5. Business Objectives

  • Profit Maximization: Setting prices to achieve the highest possible profit margins.

  • Market Penetration: Using lower prices to attract customers and gain market share quickly.

  • Survival: In tough market conditions, prices might be set just above costs to ensure business continuity.

Pricing Strategies

Choosing the right pricing strategy is essential for meeting your business goals and aligning with market dynamics. Here are some common pricing strategies:

1. Cost-Plus Pricing

This straightforward approach involves adding a markup to the cost of producing the product. It ensures that all costs are covered and a profit margin is achieved. For example, if a product costs $50 to produce and the desired markup is 20%, the selling price would be $60.

2. Competitive Pricing

Setting prices based on competitors’ pricing strategies. This approach is useful in highly competitive markets where consumers compare prices frequently. You might choose to price your product lower to attract budget-conscious customers, or higher if you offer superior value or features.

3. Value-Based Pricing

Pricing based on the perceived value to the customer rather than the cost. This strategy focuses on how much customers are willing to pay for the benefits they receive. For example, luxury brands often use value-based pricing to reflect the premium nature of their products.

4. Penetration Pricing

Introducing a new product at a low price to attract customers and gain market share quickly.
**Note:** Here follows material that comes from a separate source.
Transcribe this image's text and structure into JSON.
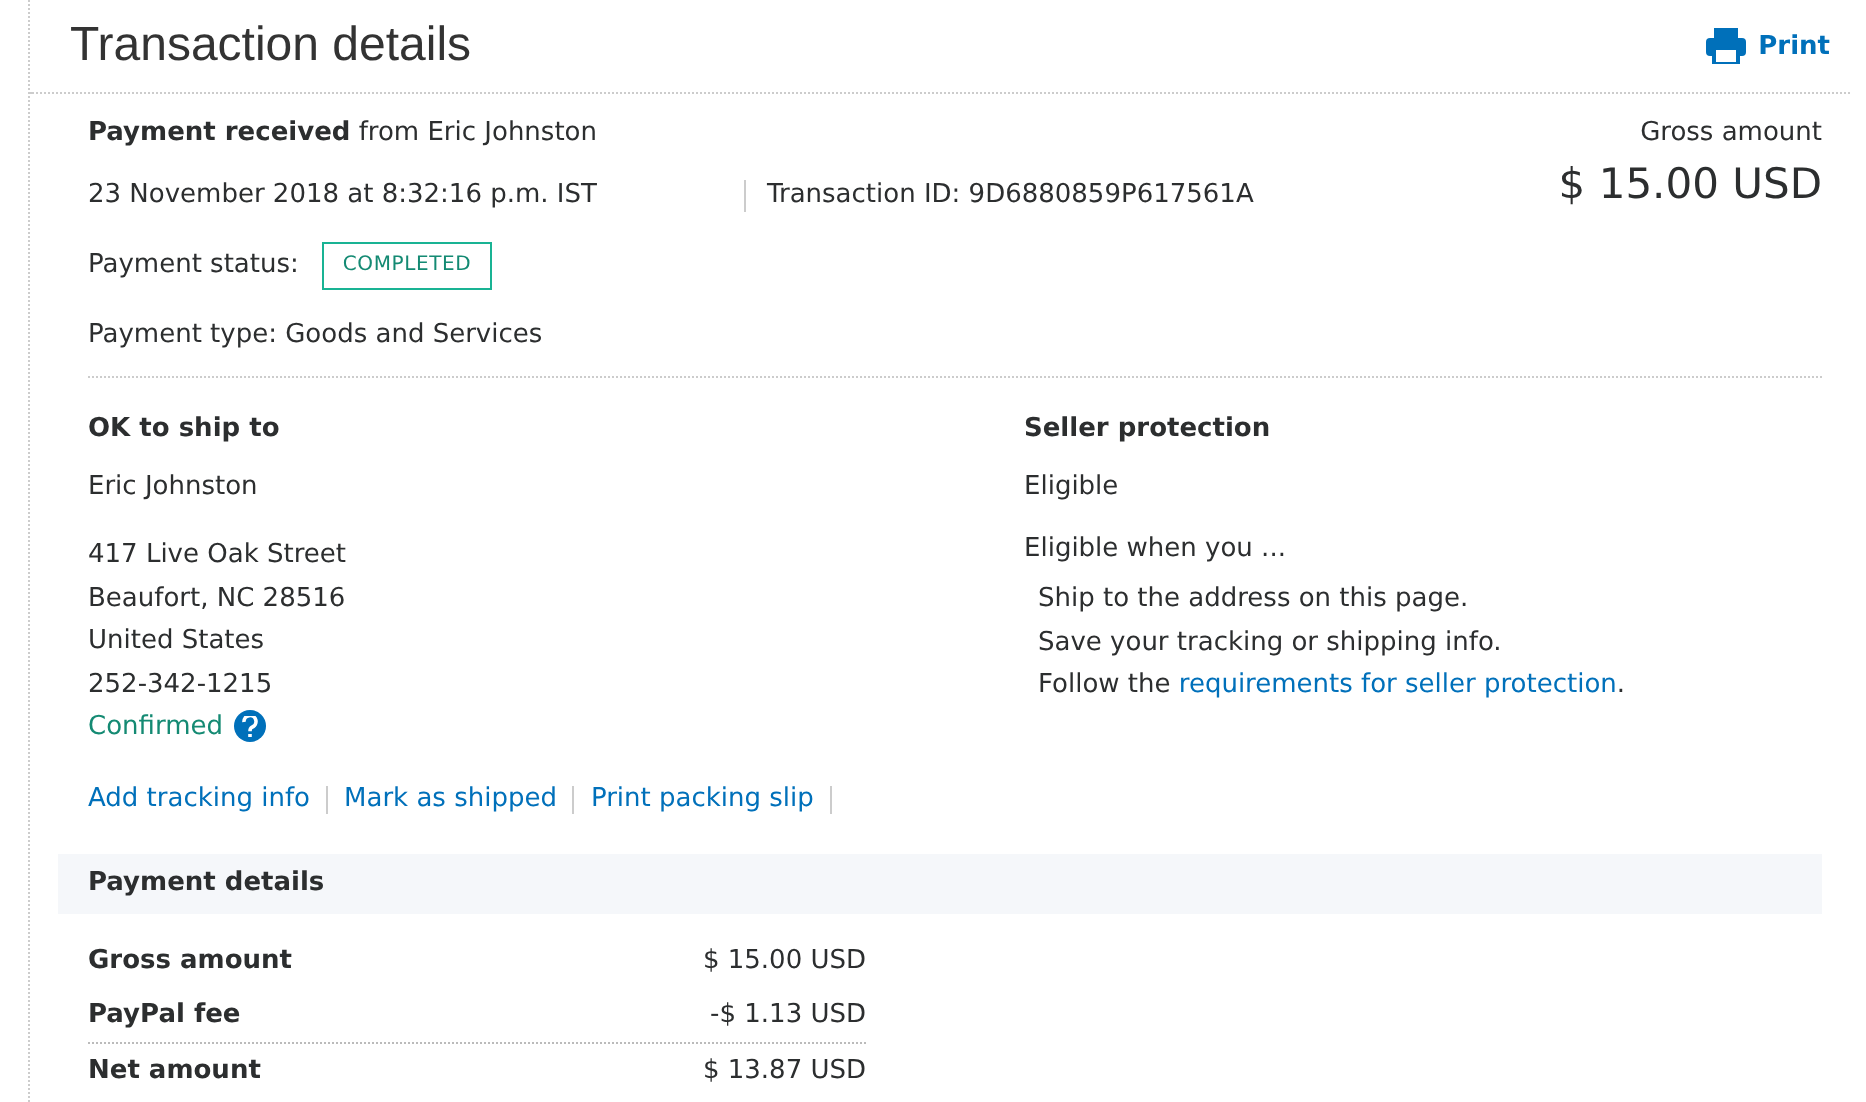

Once the product gains traction, the price is gradually increased. This strategy is often used in markets with high competition and price-sensitive customers.

5. Skimming Pricing
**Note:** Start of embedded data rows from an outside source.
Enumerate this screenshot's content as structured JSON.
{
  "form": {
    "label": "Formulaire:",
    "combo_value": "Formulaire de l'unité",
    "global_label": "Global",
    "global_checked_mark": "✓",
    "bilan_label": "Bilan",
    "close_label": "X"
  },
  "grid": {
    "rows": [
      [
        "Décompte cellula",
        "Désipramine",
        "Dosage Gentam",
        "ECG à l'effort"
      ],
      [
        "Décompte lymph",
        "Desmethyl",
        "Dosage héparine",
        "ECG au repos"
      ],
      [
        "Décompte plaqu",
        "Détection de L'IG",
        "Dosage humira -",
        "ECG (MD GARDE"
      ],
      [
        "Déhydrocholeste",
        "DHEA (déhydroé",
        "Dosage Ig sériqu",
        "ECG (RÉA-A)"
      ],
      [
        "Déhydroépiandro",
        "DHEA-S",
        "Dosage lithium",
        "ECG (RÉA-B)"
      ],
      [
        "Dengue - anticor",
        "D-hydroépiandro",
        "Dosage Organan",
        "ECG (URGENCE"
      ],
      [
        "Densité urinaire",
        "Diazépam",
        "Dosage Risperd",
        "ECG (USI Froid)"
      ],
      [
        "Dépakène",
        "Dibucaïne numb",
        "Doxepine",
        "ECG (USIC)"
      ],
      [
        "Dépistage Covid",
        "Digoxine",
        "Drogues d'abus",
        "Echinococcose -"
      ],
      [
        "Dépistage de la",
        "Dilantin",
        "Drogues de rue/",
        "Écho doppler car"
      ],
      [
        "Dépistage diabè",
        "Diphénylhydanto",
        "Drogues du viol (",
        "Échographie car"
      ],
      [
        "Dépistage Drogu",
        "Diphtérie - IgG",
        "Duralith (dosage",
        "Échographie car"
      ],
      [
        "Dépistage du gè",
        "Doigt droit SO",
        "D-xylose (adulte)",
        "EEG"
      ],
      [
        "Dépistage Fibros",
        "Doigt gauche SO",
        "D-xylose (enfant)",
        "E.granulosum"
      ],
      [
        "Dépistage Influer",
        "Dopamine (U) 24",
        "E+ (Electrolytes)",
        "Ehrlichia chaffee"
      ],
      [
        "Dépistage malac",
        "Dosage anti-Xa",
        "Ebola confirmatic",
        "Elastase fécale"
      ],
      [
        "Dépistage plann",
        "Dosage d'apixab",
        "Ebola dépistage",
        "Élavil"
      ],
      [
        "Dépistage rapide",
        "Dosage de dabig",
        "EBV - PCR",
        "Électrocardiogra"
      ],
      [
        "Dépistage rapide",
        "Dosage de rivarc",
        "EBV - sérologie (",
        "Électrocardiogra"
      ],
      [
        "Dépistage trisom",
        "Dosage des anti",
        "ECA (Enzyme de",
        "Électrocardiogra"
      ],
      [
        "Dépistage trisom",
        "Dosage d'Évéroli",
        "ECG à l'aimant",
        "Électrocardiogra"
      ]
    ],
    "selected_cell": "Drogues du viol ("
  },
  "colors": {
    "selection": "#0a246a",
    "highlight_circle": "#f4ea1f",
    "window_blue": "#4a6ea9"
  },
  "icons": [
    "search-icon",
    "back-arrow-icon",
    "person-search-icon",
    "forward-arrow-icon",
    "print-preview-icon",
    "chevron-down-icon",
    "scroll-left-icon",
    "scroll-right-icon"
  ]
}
Setting a high initial price for a new or innovative product to maximize profits from early adopters willing to pay a premium. Over time, the price is reduced to attract more price-sensitive customers. This strategy is common in technology markets, where new features and innovations justify higher prices.

Aligning Pricing with Marketing and Business Objectives

Your pricing strategy should align with your overall marketing and business objectives. Here’s how to ensure alignment:

1. Brand Positioning

  • Premium Positioning: If your brand is positioned as a premium option, your pricing should reflect that with higher prices that signal quality and exclusivity.

  • Value Positioning: For brands positioned as offering great value for money, competitive or penetration pricing strategies might be more appropriate.

2. Customer Segmentation

  • Different Segments: Different customer segments may have varying price sensitivities and perceptions of value. Tailoring pricing strategies to these segments can optimize sales and profitability.

  • Personalization: Offering personalized pricing based on customer behavior, purchase history, or loyalty can enhance customer satisfaction and retention.

3. Product Lifecycle

  • Introduction Stage: Penetration pricing or skimming strategies are common.

  • Growth Stage: Adjust pricing to reflect increased demand and competition.

  • Maturity Stage: Competitive pricing and value-based strategies help maintain market share.

  • Decline Stage: Discounting or bundling can help clear out inventory.

Understanding and effectively implementing pricing strategies is critical for business success. By considering factors such as costs, competition, customer demand, market conditions, and business objectives, you can set prices that optimize profitability and market position. Aligning your pricing strategy with your overall marketing and business goals ensures coherence and effectiveness in your approach.

Stay tuned for our next post, where we’ll dive deeper into advanced pricing strategies and how to apply them in various market scenarios. Happy pricing!